It should be a beautiful view for typing a blog, except that in front of me Steve is rowing in just shoes, t-shirt and sunhat. And I’m finding it hard to know what to write about, where to begin. For the things that are of importance to us four out here may be of no interest to the 7 billion of you out there. We have only been rowing for four days yet already I have a really strong sense of detachment, of having left the world behind. Perhaps that is why I have so enjoyed our visits from swooping petrels and the little jellyfish with sails that bob by, running on their way with the wind. I am not sure whether I resent or relish the modern technologies on board which diminish this sense of separation. But despite our satellite phone safety net, last night was an eerie, fascinating experience.The moon had not risen, cloud blurred the stars and there was not a breath of wind. If we stopped rowing there was complete silence. Our tiny boat was suspended 4000 metres above the sea floor with thousands of miles of ocean ahead of us before we reach our destination. I felt very small and very far from the world. But it was also a thrilling, crazy sensation to be in a little rowing boat out in an environment unchanged in millions of years.

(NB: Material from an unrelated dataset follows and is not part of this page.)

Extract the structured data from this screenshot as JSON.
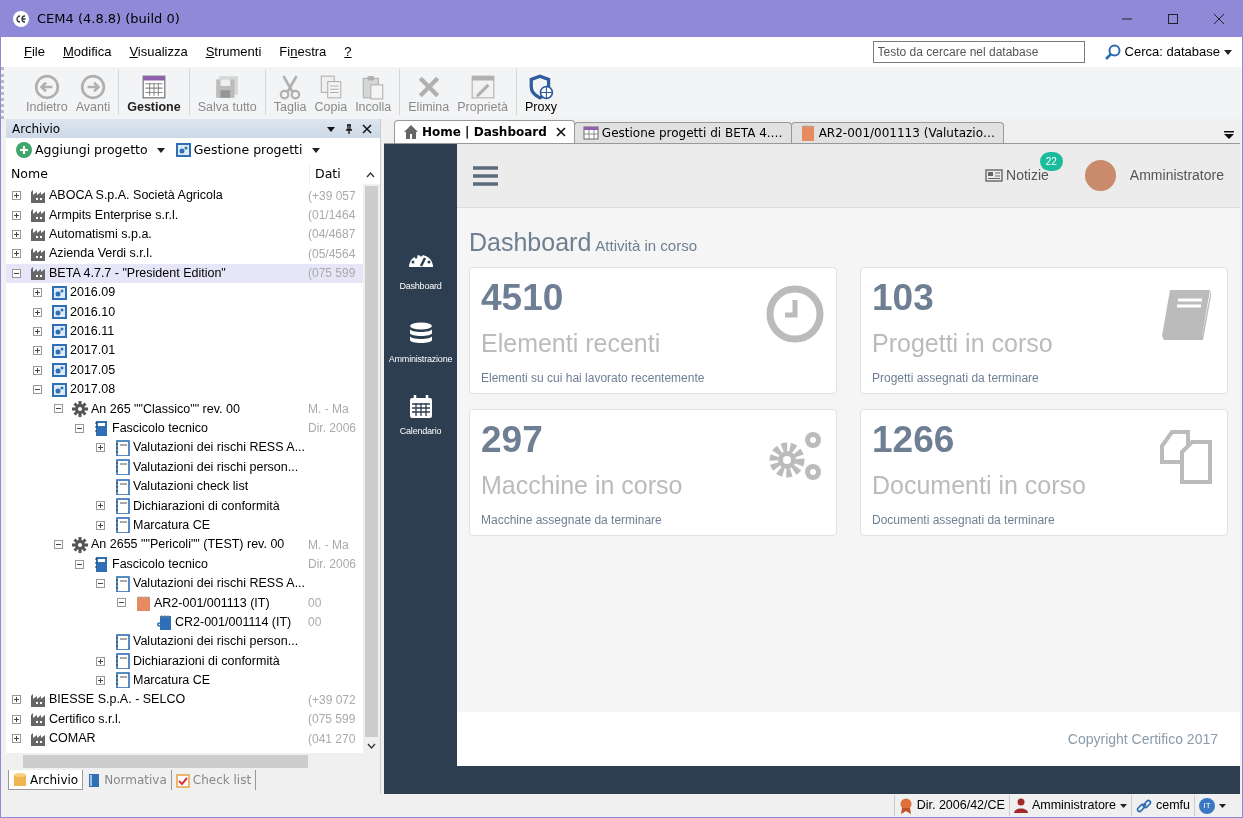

Before we put to sea I made a pledge to myself, a promise to not form any opinions about the trip as a whole based on the first 72 hours. It was a smart move. For already we have moved beyond the vomiting, the confused stumbling, the near silent night time changeovers of shift, the strained faces, the chaotic cabin kit explosion and the waves crashing over the deck.

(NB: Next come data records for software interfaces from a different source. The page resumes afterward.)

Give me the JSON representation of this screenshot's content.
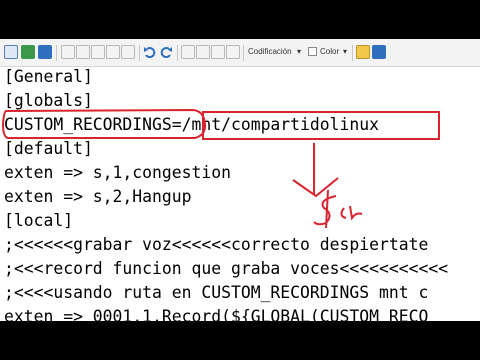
{
  "toolbar": {
    "encoding_label": "Codificación",
    "encoding_arrow": "▾",
    "color_label": "Color",
    "color_arrow": "▾"
  },
  "editor": {
    "lines": [
      "[General]",
      "[globals]",
      "CUSTOM_RECORDINGS=/mnt/compartidolinux",
      "[default]",
      "exten => s,1,congestion",
      "exten => s,2,Hangup",
      "[local]",
      ";<<<<<<grabar voz<<<<<<correcto despiertate",
      ";<<<record funcion que graba voces<<<<<<<<<<<",
      ";<<<<usando ruta en CUSTOM_RECORDINGS mnt c",
      "exten => 0001,1,Record(${GLOBAL(CUSTOM_RECO"
    ]
  },
  "annotations": {
    "ink_color": "#d9232e"
  }
}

For then the wind died and the sun came out. Appetites and smiles returned. We turned up the music and had a cup of tea, chatting once again about how it feels to be out here at sea taking on this massive but exciting challenge.